Let us look at the truth of Mr Randall’s claim. In 2003, the year Mr Randall gave that speech, there were 97 working days per 1,000 employees lost in Western Australia due to industrial disputes. It seems that Mr Randall slept through 1995, during the time of the Liberal Court government, when there were 150 days per 1,000 employees lost due to industrial disputes—97 under Labor; 150 under the Liberals.

No-one could ever accuse Mr Randall of letting the truth get in the way of a good beat-up. But we should not expect better from Mr Randall. He is a man who likes to parade himself around in the robes of Christian values come election time but ignore the concerns of church leaders once elected. We all remember 15 September 2004, during the last election campaign, when Mr Randall, the member for Canning, invited the Prime Minister to the Perth Christian Life Centre. We remember him telling the media that Christians:

... want to know that somebody actually has good Christian principles ... they want to know that they’ve got a Christian at the head of the Australian Government.

And well they might. But do they want someone who parades their faith when they are pandering to people for votes but ignores Christian principles when in office? Do they want someone who invokes Christian principles at the ballot box but turns his back on the concerns expressed by church leaders such as Anglican Archbishop Peter Jensen and Uniting Church President, Dr Dean Drayton, about this bill? I do not know. It is not for me to judge.
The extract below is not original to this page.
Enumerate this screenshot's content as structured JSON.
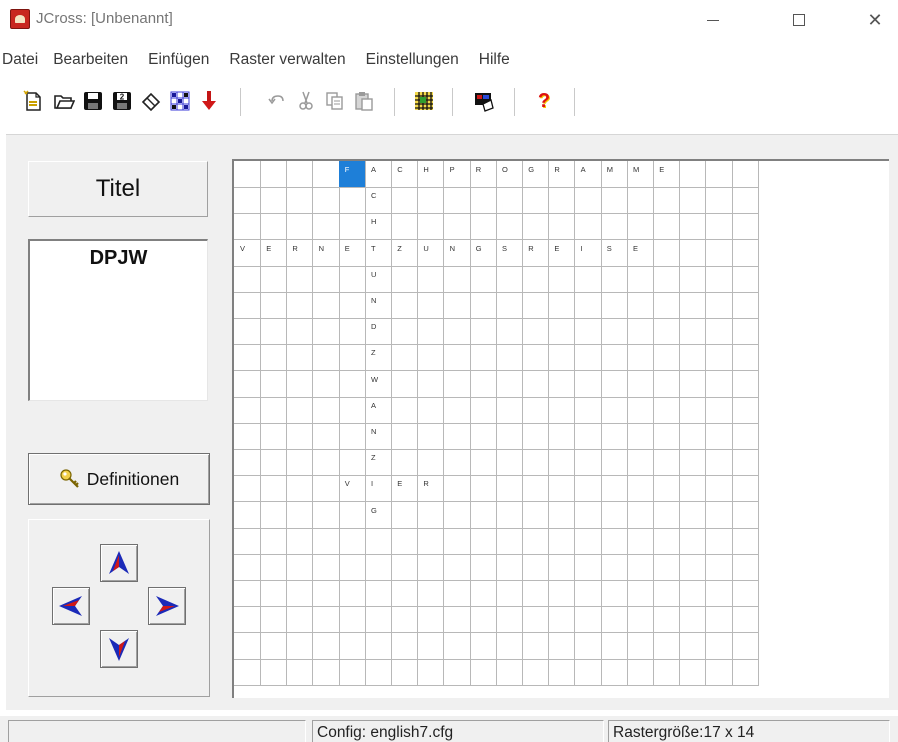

The Prime Minister and his henchmen have long held that there is no legitimate role for trade unions in Australia. When they look at trade union members they see the enemy. When I look at trade union members I see people—Australian mums and dads working hard every day to raise their kids, put bread on their tables and make ends meet. At its heart this bill is an attack upon the living standards of working Australia and on Australian families. That is why it must be opposed and it is why I oppose this bill. I will always stand in defence of working Australians who stand together in union.

The senators opposite are not conservatives. They are dangerous radicals and they are trying to toss 100 years of constitutional stability out the window. That is what they are about—tossing decency out of the window; tossing fairness out the window. These Tory tossers are willing to toss out the safeguards that have protected Australian working families from the worst elements of exploitation for no other reason than they hate people who stand together in union asking for a fair share of the profits of their labour. The senators opposite, lackeys and bootlicks one and all, sucking on the teats of their corporate masters in the Australian Chamber of Commerce and Industry, will be judged by the Australian—

Senator Kemp —Mr Acting Deputy President, I rise on a point of order. I do not normally rise to take points of order on these. We know that the senator is a paid-up union member and he has just been reading out—

The ACTING DEPUTY PRESIDENT (Senator Marshall)—What is your point of order, Senator Kemp?

Senator Kemp —The disgraceful attack on the people in the chamber. He said senators were bootlickers and used other absolutely appalling language. We do not speak of our colleagues in this chamber the way you speak to your colleagues in trades hall. I ask that those comments be withdrawn.

The ACTING DEPUTY PRESIDENT —Senator Sterle, I would ask you to withdraw those references.

Senator STERLE —I will withdraw those references. But it is all right for senators on the other side to attack union leaders and their families. I am a very proud member of the Transport Workers Union. The senators opposite will be judged by the Australian people at the ballot box, just as the West Australian Liberal Court government was, and I cannot wait for the fight.